++++ Material to process

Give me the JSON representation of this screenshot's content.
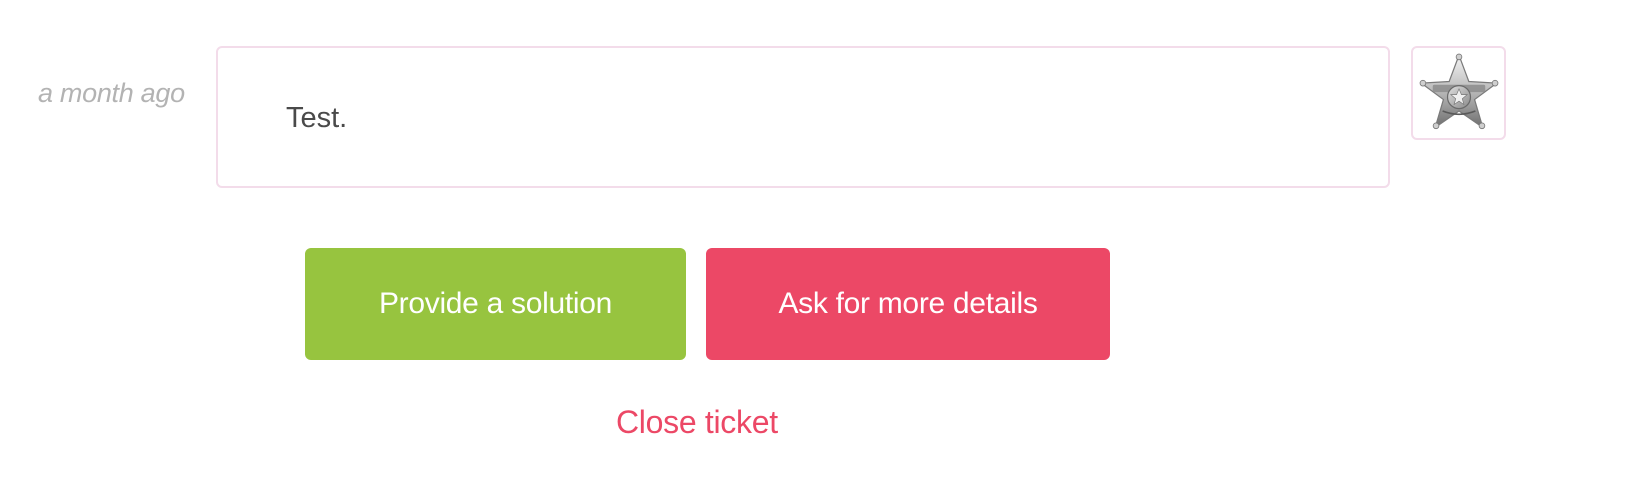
{
  "message": {
    "timestamp": "a month ago",
    "text": "Test.",
    "avatar_icon": "sheriff-star-badge-icon"
  },
  "actions": {
    "provide_solution_label": "Provide a solution",
    "ask_details_label": "Ask for more details",
    "close_ticket_label": "Close ticket"
  },
  "colors": {
    "solution_button": "#97c43f",
    "details_button": "#ec4866",
    "close_link": "#ec4866",
    "bubble_border": "#f3dcea",
    "timestamp_text": "#b3b3b3"
  }
}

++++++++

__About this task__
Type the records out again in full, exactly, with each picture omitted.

__Response for this exercise__
Give me the JSON representation of this screenshot's content.
{
  "message": {
    "timestamp": "a month ago",
    "text": "Test.",
    "avatar_icon": "sheriff-star-badge-icon"
  },
  "actions": {
    "provide_solution_label": "Provide a solution",
    "ask_details_label": "Ask for more details",
    "close_ticket_label": "Close ticket"
  },
  "colors": {
    "solution_button": "#97c43f",
    "details_button": "#ec4866",
    "close_link": "#ec4866",
    "bubble_border": "#f3dcea",
    "timestamp_text": "#b3b3b3"
  }
}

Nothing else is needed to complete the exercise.